Course Creation and Control
Teachable defeats Podia in design and customization tools, with choices for simple uploads of files, texts, and quizzes. The ones that dabble in code can also explore that within Teachable. Users can easily get the sleek look of a professional site by selecting from default themes that can be customized to liking. Teachable’s editor makes it effortless to create changes and push upsells, maximizing both user’s time and profitability.
Both have a drip content feature for those that would like to space the lessons provided to their clients, and avoid cramming modules in one go. What’s unique to Teachable is advanced control over course compliance, like keeping tabs on students’ completion of lessons and quizzes. It also has built-in certificates that users can create and send to their students at the conclusion of the lessons. Concerning integrations, Teachable has improved autoresponders and analytics, both of which are extremely important to sales and marketing.
Recommendation What Is A Teachable Spirit

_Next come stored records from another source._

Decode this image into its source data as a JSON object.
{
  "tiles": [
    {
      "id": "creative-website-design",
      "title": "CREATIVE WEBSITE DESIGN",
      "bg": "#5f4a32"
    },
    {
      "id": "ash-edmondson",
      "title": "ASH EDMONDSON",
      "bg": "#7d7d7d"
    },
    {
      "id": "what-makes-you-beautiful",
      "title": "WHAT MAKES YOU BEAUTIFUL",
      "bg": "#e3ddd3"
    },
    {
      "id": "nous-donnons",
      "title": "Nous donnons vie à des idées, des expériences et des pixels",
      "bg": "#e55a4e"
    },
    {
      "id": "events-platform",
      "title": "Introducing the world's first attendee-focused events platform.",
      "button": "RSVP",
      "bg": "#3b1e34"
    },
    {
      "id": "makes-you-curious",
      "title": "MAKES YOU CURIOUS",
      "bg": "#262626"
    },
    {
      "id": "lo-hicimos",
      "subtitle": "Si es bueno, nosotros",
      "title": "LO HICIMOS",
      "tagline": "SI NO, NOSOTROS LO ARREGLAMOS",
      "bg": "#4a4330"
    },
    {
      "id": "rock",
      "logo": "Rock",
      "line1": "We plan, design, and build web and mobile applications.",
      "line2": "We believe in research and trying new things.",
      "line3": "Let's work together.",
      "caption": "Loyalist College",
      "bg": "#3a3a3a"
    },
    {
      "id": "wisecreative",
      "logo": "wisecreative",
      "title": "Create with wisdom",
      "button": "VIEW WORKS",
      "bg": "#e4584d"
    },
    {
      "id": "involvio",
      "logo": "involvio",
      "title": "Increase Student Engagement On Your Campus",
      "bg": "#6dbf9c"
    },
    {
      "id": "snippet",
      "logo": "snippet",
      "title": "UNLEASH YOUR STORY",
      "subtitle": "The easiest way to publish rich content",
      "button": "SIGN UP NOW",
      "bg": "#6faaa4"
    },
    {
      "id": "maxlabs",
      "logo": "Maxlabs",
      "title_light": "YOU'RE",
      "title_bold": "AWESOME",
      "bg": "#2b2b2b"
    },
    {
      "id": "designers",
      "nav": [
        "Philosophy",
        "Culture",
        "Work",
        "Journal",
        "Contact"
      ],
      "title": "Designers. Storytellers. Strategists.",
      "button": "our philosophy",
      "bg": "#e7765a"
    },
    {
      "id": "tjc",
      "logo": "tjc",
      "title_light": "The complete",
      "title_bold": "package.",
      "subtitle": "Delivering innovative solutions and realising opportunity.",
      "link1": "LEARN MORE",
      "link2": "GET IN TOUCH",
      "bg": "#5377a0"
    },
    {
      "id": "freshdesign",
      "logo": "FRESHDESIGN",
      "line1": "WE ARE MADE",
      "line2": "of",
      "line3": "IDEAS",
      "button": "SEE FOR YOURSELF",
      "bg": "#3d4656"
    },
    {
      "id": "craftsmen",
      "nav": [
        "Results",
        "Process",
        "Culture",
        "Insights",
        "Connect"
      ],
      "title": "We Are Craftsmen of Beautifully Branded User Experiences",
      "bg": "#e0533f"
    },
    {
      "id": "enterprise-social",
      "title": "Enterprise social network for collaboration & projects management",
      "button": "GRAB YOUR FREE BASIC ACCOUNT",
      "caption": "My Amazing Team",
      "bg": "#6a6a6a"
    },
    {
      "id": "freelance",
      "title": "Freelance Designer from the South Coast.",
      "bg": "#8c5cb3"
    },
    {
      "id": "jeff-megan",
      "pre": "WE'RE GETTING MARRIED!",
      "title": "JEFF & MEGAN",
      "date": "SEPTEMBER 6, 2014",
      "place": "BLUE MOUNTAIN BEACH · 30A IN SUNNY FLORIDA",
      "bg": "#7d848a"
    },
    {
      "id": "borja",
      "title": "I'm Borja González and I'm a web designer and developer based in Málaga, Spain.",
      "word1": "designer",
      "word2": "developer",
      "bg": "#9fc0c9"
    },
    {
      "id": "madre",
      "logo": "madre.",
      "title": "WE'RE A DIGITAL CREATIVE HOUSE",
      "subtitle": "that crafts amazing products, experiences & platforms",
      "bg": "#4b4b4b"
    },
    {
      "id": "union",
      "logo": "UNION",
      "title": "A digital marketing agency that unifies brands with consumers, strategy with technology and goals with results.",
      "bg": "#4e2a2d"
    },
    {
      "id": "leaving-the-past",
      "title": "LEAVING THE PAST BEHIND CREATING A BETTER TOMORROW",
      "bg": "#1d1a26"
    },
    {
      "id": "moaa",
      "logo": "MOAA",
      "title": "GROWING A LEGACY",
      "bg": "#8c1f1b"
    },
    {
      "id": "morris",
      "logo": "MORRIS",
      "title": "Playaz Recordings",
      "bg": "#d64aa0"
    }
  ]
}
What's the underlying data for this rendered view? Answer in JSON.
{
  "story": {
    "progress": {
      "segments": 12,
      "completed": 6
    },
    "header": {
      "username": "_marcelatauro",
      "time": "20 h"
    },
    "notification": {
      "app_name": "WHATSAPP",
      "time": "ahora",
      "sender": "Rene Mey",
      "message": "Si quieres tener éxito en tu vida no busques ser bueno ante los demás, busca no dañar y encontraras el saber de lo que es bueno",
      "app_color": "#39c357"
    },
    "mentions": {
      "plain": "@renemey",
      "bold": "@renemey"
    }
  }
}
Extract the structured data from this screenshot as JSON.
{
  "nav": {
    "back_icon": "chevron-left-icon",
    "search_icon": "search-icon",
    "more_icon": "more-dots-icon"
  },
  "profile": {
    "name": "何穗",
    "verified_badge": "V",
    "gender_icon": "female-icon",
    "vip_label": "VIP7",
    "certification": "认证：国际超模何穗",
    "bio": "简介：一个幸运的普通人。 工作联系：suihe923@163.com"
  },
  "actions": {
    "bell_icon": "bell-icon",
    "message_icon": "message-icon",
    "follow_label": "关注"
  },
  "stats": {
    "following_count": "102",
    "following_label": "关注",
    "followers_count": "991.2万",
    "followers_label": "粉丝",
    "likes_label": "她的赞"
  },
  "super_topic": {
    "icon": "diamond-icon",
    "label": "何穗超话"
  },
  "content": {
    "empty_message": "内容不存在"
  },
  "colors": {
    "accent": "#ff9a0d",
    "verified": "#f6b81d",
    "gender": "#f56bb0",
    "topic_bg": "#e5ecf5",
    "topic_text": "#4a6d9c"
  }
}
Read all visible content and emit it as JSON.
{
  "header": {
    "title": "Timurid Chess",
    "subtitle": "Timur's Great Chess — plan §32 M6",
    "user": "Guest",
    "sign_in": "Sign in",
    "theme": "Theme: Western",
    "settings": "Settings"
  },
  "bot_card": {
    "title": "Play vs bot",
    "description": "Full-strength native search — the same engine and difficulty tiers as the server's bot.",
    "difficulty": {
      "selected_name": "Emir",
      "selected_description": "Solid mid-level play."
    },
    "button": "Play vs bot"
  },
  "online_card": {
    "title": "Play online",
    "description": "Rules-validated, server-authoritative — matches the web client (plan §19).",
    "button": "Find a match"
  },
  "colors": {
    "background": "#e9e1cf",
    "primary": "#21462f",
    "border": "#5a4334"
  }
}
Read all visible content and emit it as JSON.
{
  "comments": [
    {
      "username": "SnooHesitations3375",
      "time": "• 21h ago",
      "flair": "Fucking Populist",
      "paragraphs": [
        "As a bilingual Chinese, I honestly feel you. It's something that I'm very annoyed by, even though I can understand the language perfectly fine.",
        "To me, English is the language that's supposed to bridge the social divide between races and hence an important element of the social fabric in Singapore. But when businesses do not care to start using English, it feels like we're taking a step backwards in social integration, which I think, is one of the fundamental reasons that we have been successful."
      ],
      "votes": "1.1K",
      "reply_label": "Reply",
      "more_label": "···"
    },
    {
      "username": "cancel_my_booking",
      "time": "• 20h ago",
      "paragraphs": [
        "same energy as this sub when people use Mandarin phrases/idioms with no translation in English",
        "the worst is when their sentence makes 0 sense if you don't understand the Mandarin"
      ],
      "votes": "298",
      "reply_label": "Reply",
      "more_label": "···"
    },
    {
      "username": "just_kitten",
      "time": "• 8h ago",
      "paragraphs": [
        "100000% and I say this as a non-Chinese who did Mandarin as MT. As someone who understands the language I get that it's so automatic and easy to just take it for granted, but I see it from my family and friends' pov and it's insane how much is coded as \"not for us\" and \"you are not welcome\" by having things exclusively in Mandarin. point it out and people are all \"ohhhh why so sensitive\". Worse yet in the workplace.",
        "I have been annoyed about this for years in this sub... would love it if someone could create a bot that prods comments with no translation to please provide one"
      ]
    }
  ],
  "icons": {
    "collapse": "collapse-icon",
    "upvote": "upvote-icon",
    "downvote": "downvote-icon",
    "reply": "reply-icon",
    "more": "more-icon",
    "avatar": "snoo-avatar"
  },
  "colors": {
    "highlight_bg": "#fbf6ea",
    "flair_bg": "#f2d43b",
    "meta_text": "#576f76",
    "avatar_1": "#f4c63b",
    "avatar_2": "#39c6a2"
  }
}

To summarize, Teachable‘s interface is approachable even to the most inexperienced users, has excellent creation and builder resources for designing a slick course website, gives you control over your advertising and sales, has features that reduce time and effort on backend paperwork, and provides the best value for money. With more upgrades and user feedback, they are certain to be a trusted choice for years to come.